**DATA SHOWN:**
== Segment start ==

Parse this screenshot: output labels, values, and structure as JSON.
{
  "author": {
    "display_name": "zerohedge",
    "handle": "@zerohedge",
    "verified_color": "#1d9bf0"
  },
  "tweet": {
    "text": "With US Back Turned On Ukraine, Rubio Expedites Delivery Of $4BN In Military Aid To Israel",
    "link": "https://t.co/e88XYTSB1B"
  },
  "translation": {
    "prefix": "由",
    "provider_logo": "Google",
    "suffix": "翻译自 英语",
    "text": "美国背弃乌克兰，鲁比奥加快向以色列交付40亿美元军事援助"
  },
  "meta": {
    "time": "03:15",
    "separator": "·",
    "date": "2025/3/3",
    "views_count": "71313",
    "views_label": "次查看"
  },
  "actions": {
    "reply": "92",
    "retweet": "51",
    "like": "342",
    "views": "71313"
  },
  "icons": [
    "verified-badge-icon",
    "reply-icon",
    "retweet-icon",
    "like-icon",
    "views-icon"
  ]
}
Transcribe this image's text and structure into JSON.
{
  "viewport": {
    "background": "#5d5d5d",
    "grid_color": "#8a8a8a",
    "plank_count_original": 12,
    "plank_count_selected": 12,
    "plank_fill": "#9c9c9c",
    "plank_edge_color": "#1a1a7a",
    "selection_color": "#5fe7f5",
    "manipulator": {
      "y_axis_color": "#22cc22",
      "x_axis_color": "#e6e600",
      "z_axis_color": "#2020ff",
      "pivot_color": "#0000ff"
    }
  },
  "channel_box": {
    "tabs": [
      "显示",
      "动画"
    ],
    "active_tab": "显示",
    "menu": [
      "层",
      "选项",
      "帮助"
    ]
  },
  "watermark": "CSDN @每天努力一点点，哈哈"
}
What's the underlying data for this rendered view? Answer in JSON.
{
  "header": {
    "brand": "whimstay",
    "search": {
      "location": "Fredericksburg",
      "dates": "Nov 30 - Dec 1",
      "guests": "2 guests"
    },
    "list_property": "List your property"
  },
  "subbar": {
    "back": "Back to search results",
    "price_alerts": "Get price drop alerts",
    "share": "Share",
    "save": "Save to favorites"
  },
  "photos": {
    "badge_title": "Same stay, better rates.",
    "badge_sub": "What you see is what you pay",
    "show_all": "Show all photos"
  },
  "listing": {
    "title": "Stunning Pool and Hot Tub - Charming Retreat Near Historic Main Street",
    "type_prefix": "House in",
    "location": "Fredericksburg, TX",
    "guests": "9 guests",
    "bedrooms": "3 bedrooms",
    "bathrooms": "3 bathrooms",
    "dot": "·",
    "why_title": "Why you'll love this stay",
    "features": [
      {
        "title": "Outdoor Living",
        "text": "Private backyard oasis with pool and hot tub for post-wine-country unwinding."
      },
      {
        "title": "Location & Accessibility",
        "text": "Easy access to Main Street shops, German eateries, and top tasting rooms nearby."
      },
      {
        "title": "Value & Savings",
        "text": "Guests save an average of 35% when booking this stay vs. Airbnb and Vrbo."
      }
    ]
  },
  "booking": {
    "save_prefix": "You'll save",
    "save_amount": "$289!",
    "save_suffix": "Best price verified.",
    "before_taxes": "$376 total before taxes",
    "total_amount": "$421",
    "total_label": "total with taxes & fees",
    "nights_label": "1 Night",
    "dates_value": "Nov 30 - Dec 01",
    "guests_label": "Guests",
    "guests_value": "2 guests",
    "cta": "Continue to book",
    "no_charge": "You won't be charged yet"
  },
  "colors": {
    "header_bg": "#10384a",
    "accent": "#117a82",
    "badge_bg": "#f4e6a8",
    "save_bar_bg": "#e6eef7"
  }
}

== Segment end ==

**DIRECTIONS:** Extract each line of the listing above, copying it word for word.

**OUTPUT BELOW:**
Parse this screenshot: output labels, values, and structure as JSON.
{
  "author": {
    "display_name": "zerohedge",
    "handle": "@zerohedge",
    "verified_color": "#1d9bf0"
  },
  "tweet": {
    "text": "With US Back Turned On Ukraine, Rubio Expedites Delivery Of $4BN In Military Aid To Israel",
    "link": "https://t.co/e88XYTSB1B"
  },
  "translation": {
    "prefix": "由",
    "provider_logo": "Google",
    "suffix": "翻译自 英语",
    "text": "美国背弃乌克兰，鲁比奥加快向以色列交付40亿美元军事援助"
  },
  "meta": {
    "time": "03:15",
    "separator": "·",
    "date": "2025/3/3",
    "views_count": "71313",
    "views_label": "次查看"
  },
  "actions": {
    "reply": "92",
    "retweet": "51",
    "like": "342",
    "views": "71313"
  },
  "icons": [
    "verified-badge-icon",
    "reply-icon",
    "retweet-icon",
    "like-icon",
    "views-icon"
  ]
}
Transcribe this image's text and structure into JSON.
{
  "viewport": {
    "background": "#5d5d5d",
    "grid_color": "#8a8a8a",
    "plank_count_original": 12,
    "plank_count_selected": 12,
    "plank_fill": "#9c9c9c",
    "plank_edge_color": "#1a1a7a",
    "selection_color": "#5fe7f5",
    "manipulator": {
      "y_axis_color": "#22cc22",
      "x_axis_color": "#e6e600",
      "z_axis_color": "#2020ff",
      "pivot_color": "#0000ff"
    }
  },
  "channel_box": {
    "tabs": [
      "显示",
      "动画"
    ],
    "active_tab": "显示",
    "menu": [
      "层",
      "选项",
      "帮助"
    ]
  },
  "watermark": "CSDN @每天努力一点点，哈哈"
}
What's the underlying data for this rendered view? Answer in JSON.
{
  "header": {
    "brand": "whimstay",
    "search": {
      "location": "Fredericksburg",
      "dates": "Nov 30 - Dec 1",
      "guests": "2 guests"
    },
    "list_property": "List your property"
  },
  "subbar": {
    "back": "Back to search results",
    "price_alerts": "Get price drop alerts",
    "share": "Share",
    "save": "Save to favorites"
  },
  "photos": {
    "badge_title": "Same stay, better rates.",
    "badge_sub": "What you see is what you pay",
    "show_all": "Show all photos"
  },
  "listing": {
    "title": "Stunning Pool and Hot Tub - Charming Retreat Near Historic Main Street",
    "type_prefix": "House in",
    "location": "Fredericksburg, TX",
    "guests": "9 guests",
    "bedrooms": "3 bedrooms",
    "bathrooms": "3 bathrooms",
    "dot": "·",
    "why_title": "Why you'll love this stay",
    "features": [
      {
        "title": "Outdoor Living",
        "text": "Private backyard oasis with pool and hot tub for post-wine-country unwinding."
      },
      {
        "title": "Location & Accessibility",
        "text": "Easy access to Main Street shops, German eateries, and top tasting rooms nearby."
      },
      {
        "title": "Value & Savings",
        "text": "Guests save an average of 35% when booking this stay vs. Airbnb and Vrbo."
      }
    ]
  },
  "booking": {
    "save_prefix": "You'll save",
    "save_amount": "$289!",
    "save_suffix": "Best price verified.",
    "before_taxes": "$376 total before taxes",
    "total_amount": "$421",
    "total_label": "total with taxes & fees",
    "nights_label": "1 Night",
    "dates_value": "Nov 30 - Dec 01",
    "guests_label": "Guests",
    "guests_value": "2 guests",
    "cta": "Continue to book",
    "no_charge": "You won't be charged yet"
  },
  "colors": {
    "header_bg": "#10384a",
    "accent": "#117a82",
    "badge_bg": "#f4e6a8",
    "save_bar_bg": "#e6eef7"
  }
}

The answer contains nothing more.